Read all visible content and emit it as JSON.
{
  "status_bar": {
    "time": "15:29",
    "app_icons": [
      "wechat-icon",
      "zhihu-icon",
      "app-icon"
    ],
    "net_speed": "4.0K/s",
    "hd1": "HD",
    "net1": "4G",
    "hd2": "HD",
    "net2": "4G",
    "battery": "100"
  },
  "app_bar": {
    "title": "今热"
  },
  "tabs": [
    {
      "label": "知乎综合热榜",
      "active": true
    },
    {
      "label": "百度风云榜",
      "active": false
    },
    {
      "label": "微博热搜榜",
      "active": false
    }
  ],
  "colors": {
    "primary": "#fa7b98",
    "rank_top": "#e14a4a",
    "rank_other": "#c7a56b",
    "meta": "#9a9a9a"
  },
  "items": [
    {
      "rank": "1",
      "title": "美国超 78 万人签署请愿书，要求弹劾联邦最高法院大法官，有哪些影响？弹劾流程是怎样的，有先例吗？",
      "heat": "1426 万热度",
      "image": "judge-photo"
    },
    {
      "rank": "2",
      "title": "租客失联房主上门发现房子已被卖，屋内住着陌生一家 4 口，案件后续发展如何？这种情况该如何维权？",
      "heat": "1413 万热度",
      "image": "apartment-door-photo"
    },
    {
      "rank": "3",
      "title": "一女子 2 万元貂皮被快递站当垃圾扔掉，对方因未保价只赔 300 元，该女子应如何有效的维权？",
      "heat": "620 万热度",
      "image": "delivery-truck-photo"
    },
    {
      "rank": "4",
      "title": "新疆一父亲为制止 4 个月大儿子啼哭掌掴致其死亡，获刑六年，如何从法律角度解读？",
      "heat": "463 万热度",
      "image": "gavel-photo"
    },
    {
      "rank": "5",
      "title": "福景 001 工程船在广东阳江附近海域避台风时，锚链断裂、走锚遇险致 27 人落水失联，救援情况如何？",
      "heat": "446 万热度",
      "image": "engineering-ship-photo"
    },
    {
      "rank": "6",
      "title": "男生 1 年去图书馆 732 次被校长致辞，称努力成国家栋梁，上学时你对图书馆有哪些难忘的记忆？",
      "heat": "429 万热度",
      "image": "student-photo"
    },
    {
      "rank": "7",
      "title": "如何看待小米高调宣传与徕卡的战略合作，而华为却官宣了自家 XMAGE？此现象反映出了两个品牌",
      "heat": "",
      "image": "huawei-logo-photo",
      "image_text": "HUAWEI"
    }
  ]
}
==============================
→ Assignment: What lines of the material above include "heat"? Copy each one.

→ Final answer:
      "heat": "1426 万热度",
      "heat": "1413 万热度",
      "heat": "620 万热度",
      "heat": "463 万热度",
      "heat": "446 万热度",
      "heat": "429 万热度",
      "heat": "",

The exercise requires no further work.